The All-Star Race numbers are a continuation of the years-long trend. The racing fan base is aging out, and NASCAR’s attempts to expand its audience by mixing in more road courses and relocating the Busch Light Clash and All-Star Race aren’t moving the needle. This is happening at a time when Formula 1 is attracting more young fans and expanding its U.S. schedule from one annual race to three.

The most frequently cited fact about the TV ratings is irrelevant


Clint Bowyer Makes Surprising Statement About Kyle Larson and His Lack of Racing Knowledge During All-Star Race

One thought dominated social media as soon as the overnight ratings for the All-Star Race were released: Showing it on Fox, which doesn’t require cable or streaming services, instead of FS1 would have made a difference.

No, it wouldn’t have. The raw viewership numbers would have been higher because more people get broadcast stations. But the increase in viewers who’ve picked up FS1 by adding a streaming service like YouTube TV offsets the number who’ve lost access by cutting the cable or satellite cord. Still, an intriguing change to the All-Star Race didn’t move the needle; switching from FS1 to Fox would have created apples-and-oranges noise to an obvious ongoing problem.

Others on social media pointed out NASCAR was up against NBA playoff action, and other potential viewers simply unplugged after watching the PGA Championship for most of the afternoon.

The problem there is that NASCAR faced the same obstacles in 2022.

A year ago, TNT’s presentation of Golden State vs. Dallas attracted 7.416 million viewers on Sunday night. This weekend, Boston vs. Miami reeled in just 6.486 million viewers, according to The pre- and post-game shows also saw a significant fall-off.

Meanwhile, the golf tournament slipped from 5.273 million on CBS in 2022 to 4.517 million. Major League Baseball on ESPN also fell, and the was no evening re-run of Formula 1 this weekend to further dilute the racing audience.

So, what TV content fared well beginning at 8 p.m. ET, roughly coinciding with the start of the race? The Simpsons and Great North showed small year-over-year declines on Fox, and American Idol on ABC was up only 1.9%. However, 60 Minutes grew 12.1% by holding onto the CBS golf audience, and NBC soared 58.3% by showing a repeat episode of Dateline Classic instead of last year’s Weakest Link.

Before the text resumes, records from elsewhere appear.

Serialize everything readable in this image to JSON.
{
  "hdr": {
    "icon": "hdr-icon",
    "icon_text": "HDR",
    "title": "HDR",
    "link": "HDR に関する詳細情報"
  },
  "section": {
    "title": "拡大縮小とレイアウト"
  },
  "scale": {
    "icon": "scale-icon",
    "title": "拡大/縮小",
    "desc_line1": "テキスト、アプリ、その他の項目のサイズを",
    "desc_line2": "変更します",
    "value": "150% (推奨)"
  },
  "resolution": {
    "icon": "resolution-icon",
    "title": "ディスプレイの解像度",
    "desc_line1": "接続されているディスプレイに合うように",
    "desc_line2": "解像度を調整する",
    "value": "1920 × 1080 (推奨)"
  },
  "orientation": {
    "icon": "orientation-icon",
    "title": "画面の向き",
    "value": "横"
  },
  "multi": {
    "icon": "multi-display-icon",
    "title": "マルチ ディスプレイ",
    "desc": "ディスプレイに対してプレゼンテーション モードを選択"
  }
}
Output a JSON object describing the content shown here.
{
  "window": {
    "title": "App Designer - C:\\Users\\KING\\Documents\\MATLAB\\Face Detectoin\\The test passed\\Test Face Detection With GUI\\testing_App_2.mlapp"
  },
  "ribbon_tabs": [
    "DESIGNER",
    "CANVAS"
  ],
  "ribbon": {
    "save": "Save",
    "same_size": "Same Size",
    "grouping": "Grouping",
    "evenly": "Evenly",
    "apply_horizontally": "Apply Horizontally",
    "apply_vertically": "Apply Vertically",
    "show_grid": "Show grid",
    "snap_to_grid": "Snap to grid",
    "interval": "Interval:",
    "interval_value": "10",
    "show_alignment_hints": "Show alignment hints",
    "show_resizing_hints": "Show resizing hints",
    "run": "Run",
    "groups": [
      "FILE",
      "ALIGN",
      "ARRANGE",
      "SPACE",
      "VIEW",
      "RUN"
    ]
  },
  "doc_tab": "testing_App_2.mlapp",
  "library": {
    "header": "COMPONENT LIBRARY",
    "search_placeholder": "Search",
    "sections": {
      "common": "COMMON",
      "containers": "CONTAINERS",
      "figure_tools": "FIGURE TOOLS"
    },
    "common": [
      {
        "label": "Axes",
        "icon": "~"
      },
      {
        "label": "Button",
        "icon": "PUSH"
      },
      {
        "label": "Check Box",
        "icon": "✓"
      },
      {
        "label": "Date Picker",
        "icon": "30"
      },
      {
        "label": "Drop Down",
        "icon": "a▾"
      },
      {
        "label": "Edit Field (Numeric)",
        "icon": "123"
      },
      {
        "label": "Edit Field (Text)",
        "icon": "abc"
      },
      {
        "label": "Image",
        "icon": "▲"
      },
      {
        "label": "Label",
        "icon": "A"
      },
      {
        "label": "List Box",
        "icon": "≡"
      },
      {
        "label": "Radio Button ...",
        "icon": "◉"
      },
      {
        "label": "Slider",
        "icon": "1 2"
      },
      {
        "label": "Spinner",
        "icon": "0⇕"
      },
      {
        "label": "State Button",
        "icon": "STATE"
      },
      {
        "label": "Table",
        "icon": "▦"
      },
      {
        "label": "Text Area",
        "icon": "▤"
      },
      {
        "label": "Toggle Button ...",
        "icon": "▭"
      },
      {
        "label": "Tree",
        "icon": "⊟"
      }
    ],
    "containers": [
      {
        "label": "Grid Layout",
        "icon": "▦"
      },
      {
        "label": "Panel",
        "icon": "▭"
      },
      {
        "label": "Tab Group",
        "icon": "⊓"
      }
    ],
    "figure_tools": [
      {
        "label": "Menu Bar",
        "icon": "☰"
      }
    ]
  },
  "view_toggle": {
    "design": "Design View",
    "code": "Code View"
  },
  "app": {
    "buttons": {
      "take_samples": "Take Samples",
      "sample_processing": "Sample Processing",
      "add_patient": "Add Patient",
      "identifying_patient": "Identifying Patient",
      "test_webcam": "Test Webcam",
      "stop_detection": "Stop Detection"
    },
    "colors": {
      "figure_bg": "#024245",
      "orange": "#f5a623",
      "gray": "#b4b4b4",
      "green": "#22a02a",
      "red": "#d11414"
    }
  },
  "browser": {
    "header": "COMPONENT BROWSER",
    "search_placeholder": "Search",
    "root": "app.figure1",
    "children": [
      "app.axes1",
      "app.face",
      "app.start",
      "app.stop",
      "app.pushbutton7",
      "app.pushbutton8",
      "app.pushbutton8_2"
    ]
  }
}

There’s only one conclusion: There were viewers to be had, but they weren’t buying what NASCAR was selling.

Got a question or observation about racing? Sportscasting’s John Moriello does a mailbag column each Friday. Write to him at [email protected]